When we choose to simply tolerate someone, our attitude toward them can quickly shift. We begin to subconsciously, or even consciously, respect them less, disregard their ideas, or zone-in on their faults and forget their strengths. There is a fine line between a tolerating workplace and an unwelcoming one.

Avoiding subjects that highlight fundamental differences doesn’t always work either. It’s exhausting constantly trying to predict and avoid any potential conflict. I have found that even the smallest, seemingly insignificant comment from a coworker can trigger me. Unintentional as it may be, it reminds me of the differences that exist between myself and those I am surrounded by every day.

So how do we find success and joy in a job and a world where we may disagree with those with whom we constantly interact? I have pondered this dilemma since I started my position in January and found myself surrounded by a cohort of coworkers with whom I sometimes disagree. Now, ten months later, I still do not have an answer, nor do I believe that anyone is capable of getting along with others, hiccup-free, all the time.

So why do I bring this issue up?—because we cannot afford to be afraid of it. We cannot dismiss it, nor can we hope for a positive outcome if we are willing to settle for tolerance or avoidance.
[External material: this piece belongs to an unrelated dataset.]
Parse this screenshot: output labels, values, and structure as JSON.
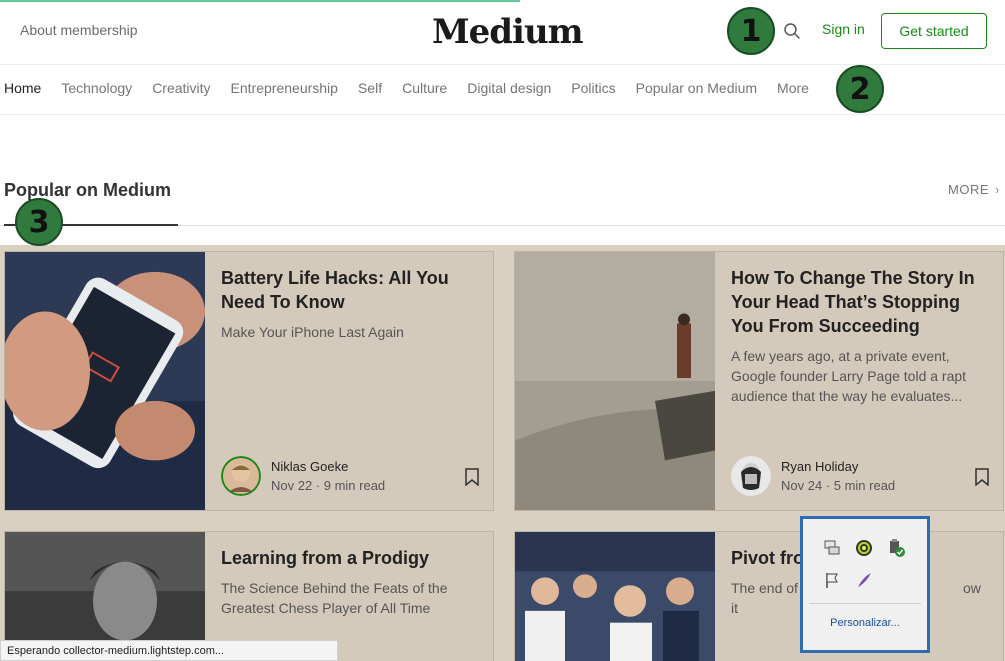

Now more than ever, we must not run away from the issue of how to work with and connect with someone fundamentally different from us.

I don’t have the solution, just what I have learned throughout my life, and especially the past two years as a Corpsmember. We cannot avoid the inevitable differences that will arise between us, but we can choose to consider each other’s humanity above our core differences. We can elect to recognize our divisions and the issues they produce, and be open to letting those differences inspire us and teach us.

Who knows, that person who bugs you the most may just be the source of your greatest growth.